CLAS Conference Room, 2334 Bowditch Street

Cine Latino

Directed by Icíar Bollaín (Spain, Mexico, France 2010)

Gael Garcia Bernal and Luis Tosar play filmmakers who arrive in Cochabamba, Bolivia, to make a movie about Columbus’s arrival in the Americas. The shoot gets off to a smooth start, but things get complicated when the main actor and extras join local protests against the privatization of drinking water.   103 minutes. Spanish, Quechua, and English with English subtitles

“Splendidly panoramic...a grandeur and a force reminiscent of Terrence Malick films." Critics Pick!”  - Stephen Holden, The New York Times

 *All Cine Latino screenings are free to the public. No registration or tickets are required.  

Wednesday, March 22, 2017, 7:00 pm
105 North Gate Hall

Celso Amorim

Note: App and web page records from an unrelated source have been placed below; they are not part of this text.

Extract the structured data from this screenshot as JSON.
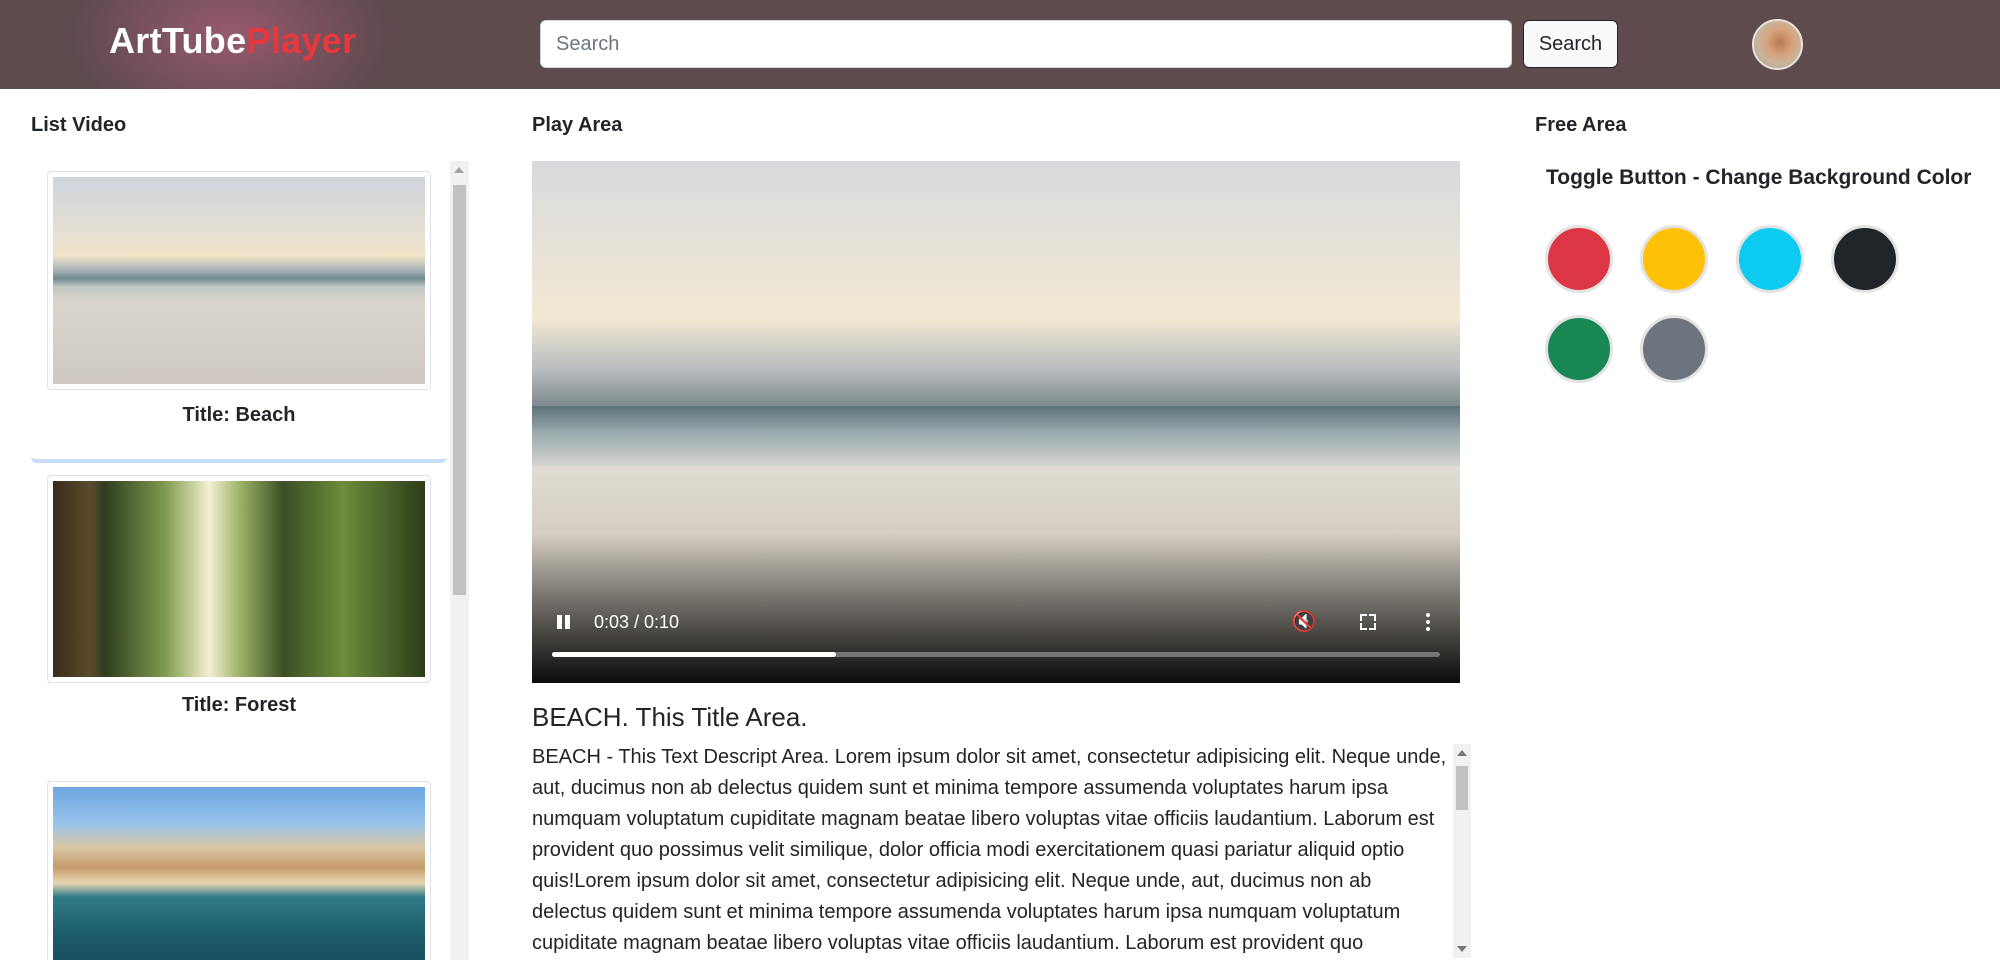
{
  "header": {
    "brand_main": "ArtTube",
    "brand_accent": "Player",
    "search_placeholder": "Search",
    "search_button": "Search"
  },
  "sections": {
    "list": "List Video",
    "play": "Play Area",
    "free": "Free Area"
  },
  "video_list": [
    {
      "title": "Title: Beach"
    },
    {
      "title": "Title: Forest"
    },
    {
      "title": ""
    }
  ],
  "player": {
    "time": "0:03 / 0:10",
    "progress": 0.32
  },
  "video": {
    "title": "BEACH. This Title Area.",
    "description": "BEACH - This Text Descript Area. Lorem ipsum dolor sit amet, consectetur adipisicing elit. Neque unde, aut, ducimus non ab delectus quidem sunt et minima tempore assumenda voluptates harum ipsa numquam voluptatum cupiditate magnam beatae libero voluptas vitae officiis laudantium. Laborum est provident quo possimus velit similique, dolor officia modi exercitationem quasi pariatur aliquid optio quis!Lorem ipsum dolor sit amet, consectetur adipisicing elit. Neque unde, aut, ducimus non ab delectus quidem sunt et minima tempore assumenda voluptates harum ipsa numquam voluptatum cupiditate magnam beatae libero voluptas vitae officiis laudantium. Laborum est provident quo possimus velit similique, dolor officia modi exercitationem quasi pariatur aliquid optio quis!"
  },
  "free_area": {
    "toggle_title": "Toggle Button - Change Background Color",
    "swatches": [
      {
        "name": "red",
        "color": "#dc3545"
      },
      {
        "name": "yellow",
        "color": "#ffc107"
      },
      {
        "name": "cyan",
        "color": "#0dcaf0"
      },
      {
        "name": "dark",
        "color": "#212529"
      },
      {
        "name": "green",
        "color": "#198754"
      },
      {
        "name": "gray",
        "color": "#6c757d"
      }
    ]
  },
  "icons": {
    "pause": "pause-icon",
    "volume": "volume-icon",
    "fullscreen": "fullscreen-icon",
    "more": "more-vertical-icon"
  }
}
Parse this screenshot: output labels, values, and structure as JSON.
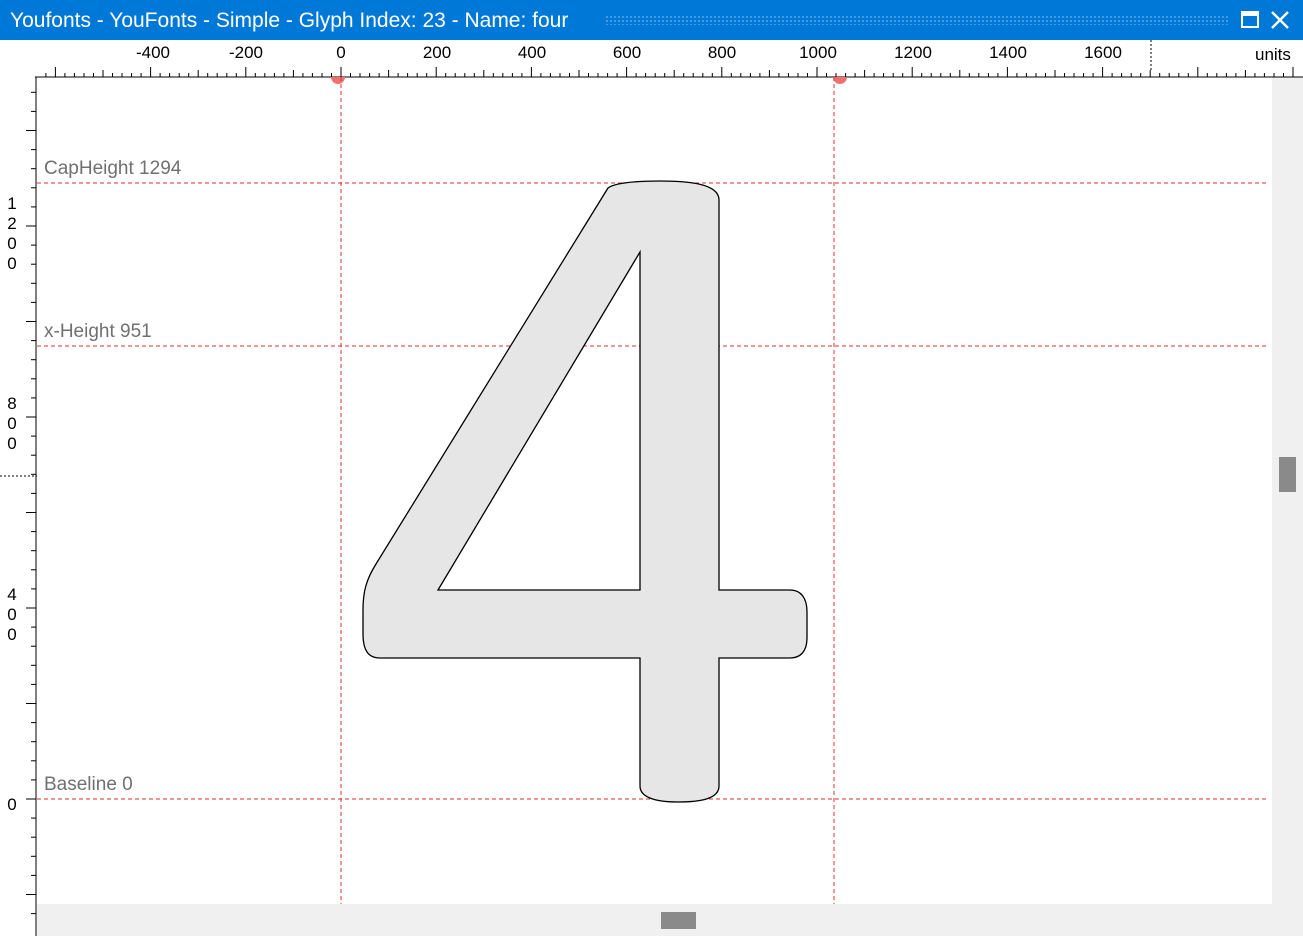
{
  "window": {
    "title": "Youfonts - YouFonts - Simple - Glyph Index: 23 - Name: four",
    "maximize_icon": "maximize-icon",
    "close_icon": "close-icon"
  },
  "ruler": {
    "top_labels": [
      "-400",
      "-200",
      "0",
      "200",
      "400",
      "600",
      "800",
      "1000",
      "1200",
      "1400",
      "1600"
    ],
    "units_label": "units",
    "left_labels": [
      "1\n2\n0\n0",
      "8\n0\n0",
      "4\n0\n0",
      "0"
    ]
  },
  "metrics": {
    "cap_height_label": "CapHeight 1294",
    "x_height_label": "x-Height 951",
    "baseline_label": "Baseline 0"
  },
  "glyph": {
    "index": 23,
    "name": "four",
    "fill_color": "#e6e6e6",
    "outline_color": "#000000"
  },
  "colors": {
    "title_bar": "#0078d7",
    "guide_line": "#e03030",
    "side_bearing_marker": "#f07070"
  }
}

Between 2003 and 2010, Brazil practiced a new assertive foreign policy and extended its diplomatic reach on the global stage. Celso Amorim was at the forefront of this process. In this talk, Amorim will discuss his new book, Acting Globally: Memoirs of Brazil’s Assertive Foreign Policy. Acting Globally lays out Brazil’s approaches to three major international situations: the Iranian nuclear issue, diplomatic efforts in relation to the Middle East, and the Doha Round of multilateral trade negotiations. 

Celso Amorim is Brazil’s longest-serving foreign minister (1993-1994; 2003-2010). He was also Minister of Defense from 2011 to 2014. In 2009, Foreign Policy magazine referred to him as the “world’s best foreign minister.”

Monday, April 17, 2017, 4:00 pm
Location TBA